- What to do -
Every line below that carries the word "offer" needs to be copied.

- Data records -
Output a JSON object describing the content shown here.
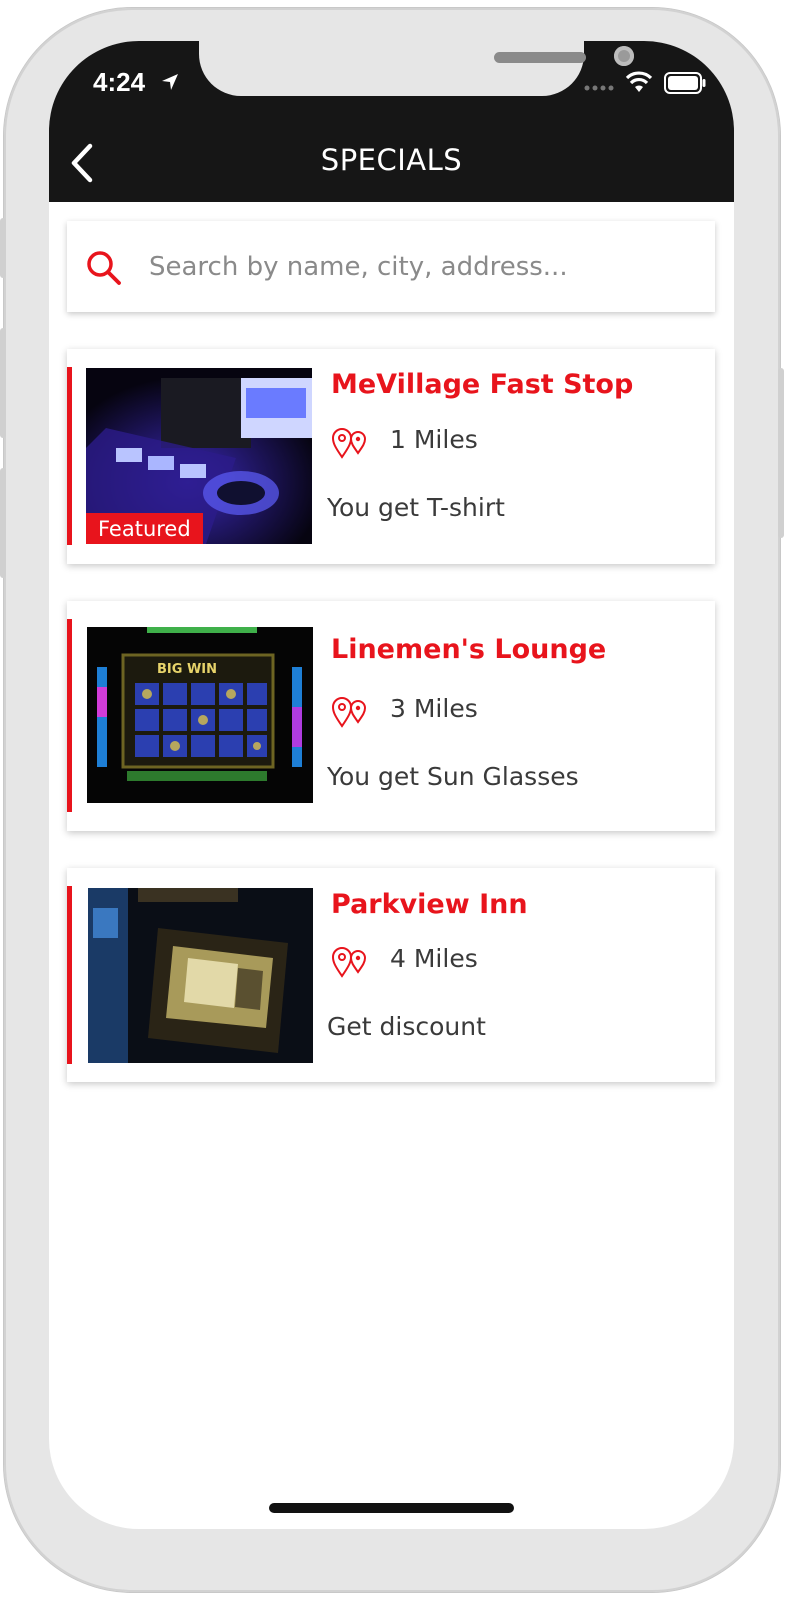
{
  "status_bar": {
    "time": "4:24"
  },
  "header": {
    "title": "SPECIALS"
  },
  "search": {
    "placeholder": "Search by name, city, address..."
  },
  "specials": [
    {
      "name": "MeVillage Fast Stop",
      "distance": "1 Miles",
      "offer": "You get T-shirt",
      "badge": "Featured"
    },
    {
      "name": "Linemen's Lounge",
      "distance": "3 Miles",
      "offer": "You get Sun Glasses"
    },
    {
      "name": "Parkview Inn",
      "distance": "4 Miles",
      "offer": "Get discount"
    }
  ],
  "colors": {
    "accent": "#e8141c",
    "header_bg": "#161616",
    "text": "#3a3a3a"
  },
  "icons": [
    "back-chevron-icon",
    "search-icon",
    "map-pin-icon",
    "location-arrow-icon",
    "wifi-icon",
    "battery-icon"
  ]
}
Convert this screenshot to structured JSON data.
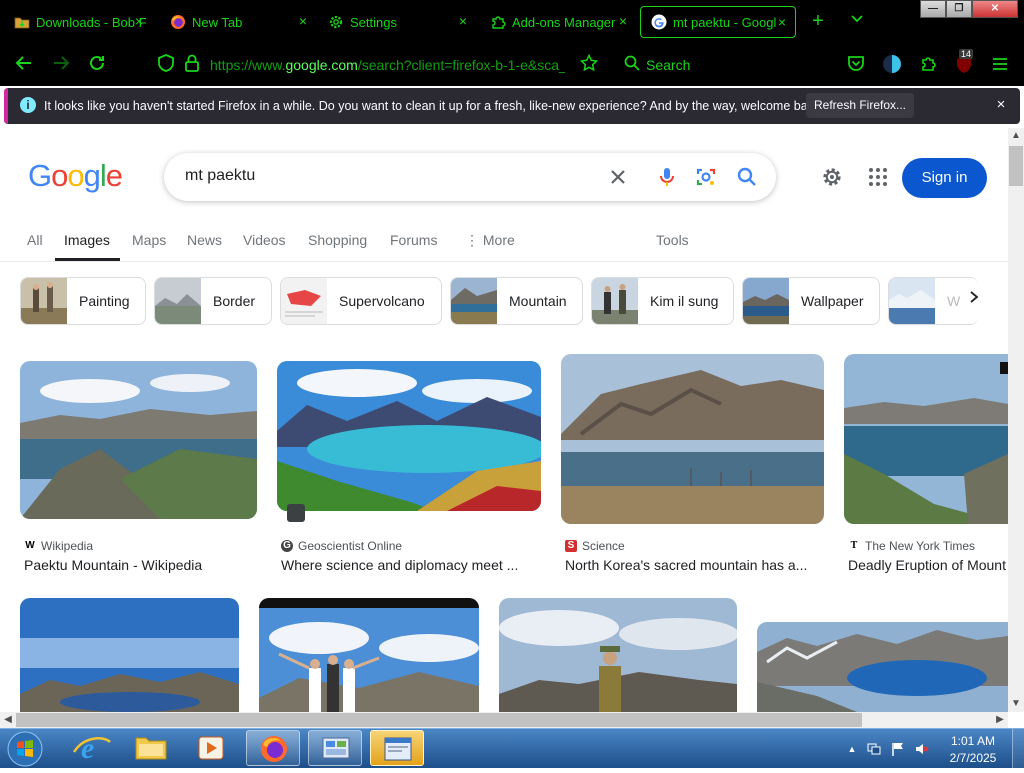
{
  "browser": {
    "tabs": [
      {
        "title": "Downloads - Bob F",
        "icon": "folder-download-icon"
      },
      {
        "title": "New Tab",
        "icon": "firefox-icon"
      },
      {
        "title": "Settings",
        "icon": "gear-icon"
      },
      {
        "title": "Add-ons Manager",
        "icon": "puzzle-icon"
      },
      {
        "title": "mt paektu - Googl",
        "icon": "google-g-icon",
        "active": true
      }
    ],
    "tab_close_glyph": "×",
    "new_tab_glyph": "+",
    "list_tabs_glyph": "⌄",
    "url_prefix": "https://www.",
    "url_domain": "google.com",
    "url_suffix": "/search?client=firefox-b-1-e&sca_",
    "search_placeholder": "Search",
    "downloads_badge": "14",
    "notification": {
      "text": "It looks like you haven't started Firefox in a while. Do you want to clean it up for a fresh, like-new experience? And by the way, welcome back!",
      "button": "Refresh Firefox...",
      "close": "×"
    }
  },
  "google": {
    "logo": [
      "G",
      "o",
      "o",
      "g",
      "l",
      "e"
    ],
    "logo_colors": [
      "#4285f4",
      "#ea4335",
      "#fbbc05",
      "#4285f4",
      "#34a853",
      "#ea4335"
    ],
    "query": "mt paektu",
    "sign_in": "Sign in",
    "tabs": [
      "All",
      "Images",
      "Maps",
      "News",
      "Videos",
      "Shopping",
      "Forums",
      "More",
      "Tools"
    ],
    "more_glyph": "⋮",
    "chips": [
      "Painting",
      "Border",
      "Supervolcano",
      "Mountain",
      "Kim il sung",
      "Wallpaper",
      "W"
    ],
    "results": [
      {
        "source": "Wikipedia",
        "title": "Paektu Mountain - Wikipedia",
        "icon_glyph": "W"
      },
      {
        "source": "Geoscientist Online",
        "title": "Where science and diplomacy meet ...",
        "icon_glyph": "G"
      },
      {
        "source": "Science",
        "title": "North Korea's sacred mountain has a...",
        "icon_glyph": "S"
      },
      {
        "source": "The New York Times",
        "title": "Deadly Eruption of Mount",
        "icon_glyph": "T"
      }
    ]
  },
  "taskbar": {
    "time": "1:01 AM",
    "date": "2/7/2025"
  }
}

- Completed exercise -
      "offer": "You get T-shirt",
      "offer": "You get Sun Glasses"
      "offer": "Get discount"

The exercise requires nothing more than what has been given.